§ **What to work on**:
List all the lines in these records that hold "coefficients".

Excerpts from an interface dataset

┌────────

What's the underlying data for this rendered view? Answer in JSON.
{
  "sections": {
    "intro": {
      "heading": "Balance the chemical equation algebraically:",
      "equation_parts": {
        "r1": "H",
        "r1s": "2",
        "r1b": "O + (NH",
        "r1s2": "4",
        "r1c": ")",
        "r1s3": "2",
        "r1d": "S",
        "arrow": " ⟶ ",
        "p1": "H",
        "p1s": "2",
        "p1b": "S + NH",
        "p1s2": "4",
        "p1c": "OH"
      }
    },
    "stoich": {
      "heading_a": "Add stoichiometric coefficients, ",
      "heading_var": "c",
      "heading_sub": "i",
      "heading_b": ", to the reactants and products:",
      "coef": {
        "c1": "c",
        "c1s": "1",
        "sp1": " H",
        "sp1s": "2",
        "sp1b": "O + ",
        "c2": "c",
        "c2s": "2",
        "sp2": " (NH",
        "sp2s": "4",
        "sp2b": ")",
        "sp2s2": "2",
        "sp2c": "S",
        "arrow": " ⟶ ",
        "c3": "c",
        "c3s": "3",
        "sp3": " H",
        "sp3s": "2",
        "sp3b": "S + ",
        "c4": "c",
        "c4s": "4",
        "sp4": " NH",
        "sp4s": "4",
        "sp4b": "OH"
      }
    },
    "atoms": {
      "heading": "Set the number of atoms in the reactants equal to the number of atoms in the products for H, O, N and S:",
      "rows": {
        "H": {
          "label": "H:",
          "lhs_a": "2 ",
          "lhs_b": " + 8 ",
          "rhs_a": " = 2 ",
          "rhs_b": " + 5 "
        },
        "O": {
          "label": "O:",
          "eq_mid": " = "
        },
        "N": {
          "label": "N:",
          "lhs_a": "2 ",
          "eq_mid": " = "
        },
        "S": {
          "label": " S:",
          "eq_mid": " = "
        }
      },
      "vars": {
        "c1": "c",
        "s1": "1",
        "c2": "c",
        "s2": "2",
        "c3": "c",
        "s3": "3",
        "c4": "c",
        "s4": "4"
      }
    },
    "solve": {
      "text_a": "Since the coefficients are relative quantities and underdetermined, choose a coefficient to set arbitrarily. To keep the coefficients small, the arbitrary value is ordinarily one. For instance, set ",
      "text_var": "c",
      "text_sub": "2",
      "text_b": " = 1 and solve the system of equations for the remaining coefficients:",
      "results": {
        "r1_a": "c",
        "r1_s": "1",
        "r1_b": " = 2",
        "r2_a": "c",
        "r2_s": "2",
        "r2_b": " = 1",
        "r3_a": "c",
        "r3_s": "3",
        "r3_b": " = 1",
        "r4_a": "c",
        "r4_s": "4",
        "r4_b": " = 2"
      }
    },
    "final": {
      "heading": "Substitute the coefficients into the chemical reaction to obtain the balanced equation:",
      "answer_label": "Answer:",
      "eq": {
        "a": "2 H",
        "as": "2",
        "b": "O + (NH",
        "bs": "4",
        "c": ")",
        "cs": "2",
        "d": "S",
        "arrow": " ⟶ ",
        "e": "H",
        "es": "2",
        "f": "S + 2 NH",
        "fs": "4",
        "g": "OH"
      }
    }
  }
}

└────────

§ **Solution to the problem**:
      "heading_a": "Add stoichiometric coefficients, ",
      "text_a": "Since the coefficients are relative quantities and underdetermined, choose a coefficient to set arbitrarily. To keep the coefficients small, the arbitrary value is ordinarily one. For instance, set ",
      "text_b": " = 1 and solve the system of equations for the remaining coefficients:",
      "heading": "Substitute the coefficients into the chemical reaction to obtain the balanced equation:",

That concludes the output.